*What you should do*. What is needed here is a word-for-word copy of all the entries below.

*Data records for software interfaces*.
##############################

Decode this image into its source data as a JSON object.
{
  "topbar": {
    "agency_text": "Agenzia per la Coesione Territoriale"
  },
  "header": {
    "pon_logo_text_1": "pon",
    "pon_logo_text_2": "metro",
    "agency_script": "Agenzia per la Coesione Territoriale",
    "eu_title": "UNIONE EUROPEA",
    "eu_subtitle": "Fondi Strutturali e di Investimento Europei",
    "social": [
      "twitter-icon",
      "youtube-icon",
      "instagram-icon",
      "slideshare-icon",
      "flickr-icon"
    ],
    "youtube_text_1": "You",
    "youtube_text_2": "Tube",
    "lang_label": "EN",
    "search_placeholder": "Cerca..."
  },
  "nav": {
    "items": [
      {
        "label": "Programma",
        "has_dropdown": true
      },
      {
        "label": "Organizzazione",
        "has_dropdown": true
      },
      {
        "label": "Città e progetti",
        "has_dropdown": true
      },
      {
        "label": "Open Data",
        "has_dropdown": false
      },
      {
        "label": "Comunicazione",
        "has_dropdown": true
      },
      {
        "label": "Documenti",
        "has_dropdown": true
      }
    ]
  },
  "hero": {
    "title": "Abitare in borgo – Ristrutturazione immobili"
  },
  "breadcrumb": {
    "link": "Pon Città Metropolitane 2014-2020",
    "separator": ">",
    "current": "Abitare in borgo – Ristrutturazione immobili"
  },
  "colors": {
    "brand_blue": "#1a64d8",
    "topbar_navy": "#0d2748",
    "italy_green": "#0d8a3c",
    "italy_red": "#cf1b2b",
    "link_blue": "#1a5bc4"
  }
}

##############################

*Problem solution*.
Decode this image into its source data as a JSON object.
{
  "topbar": {
    "agency_text": "Agenzia per la Coesione Territoriale"
  },
  "header": {
    "pon_logo_text_1": "pon",
    "pon_logo_text_2": "metro",
    "agency_script": "Agenzia per la Coesione Territoriale",
    "eu_title": "UNIONE EUROPEA",
    "eu_subtitle": "Fondi Strutturali e di Investimento Europei",
    "social": [
      "twitter-icon",
      "youtube-icon",
      "instagram-icon",
      "slideshare-icon",
      "flickr-icon"
    ],
    "youtube_text_1": "You",
    "youtube_text_2": "Tube",
    "lang_label": "EN",
    "search_placeholder": "Cerca..."
  },
  "nav": {
    "items": [
      {
        "label": "Programma",
        "has_dropdown": true
      },
      {
        "label": "Organizzazione",
        "has_dropdown": true
      },
      {
        "label": "Città e progetti",
        "has_dropdown": true
      },
      {
        "label": "Open Data",
        "has_dropdown": false
      },
      {
        "label": "Comunicazione",
        "has_dropdown": true
      },
      {
        "label": "Documenti",
        "has_dropdown": true
      }
    ]
  },
  "hero": {
    "title": "Abitare in borgo – Ristrutturazione immobili"
  },
  "breadcrumb": {
    "link": "Pon Città Metropolitane 2014-2020",
    "separator": ">",
    "current": "Abitare in borgo – Ristrutturazione immobili"
  },
  "colors": {
    "brand_blue": "#1a64d8",
    "topbar_navy": "#0d2748",
    "italy_green": "#0d8a3c",
    "italy_red": "#cf1b2b",
    "link_blue": "#1a5bc4"
  }
}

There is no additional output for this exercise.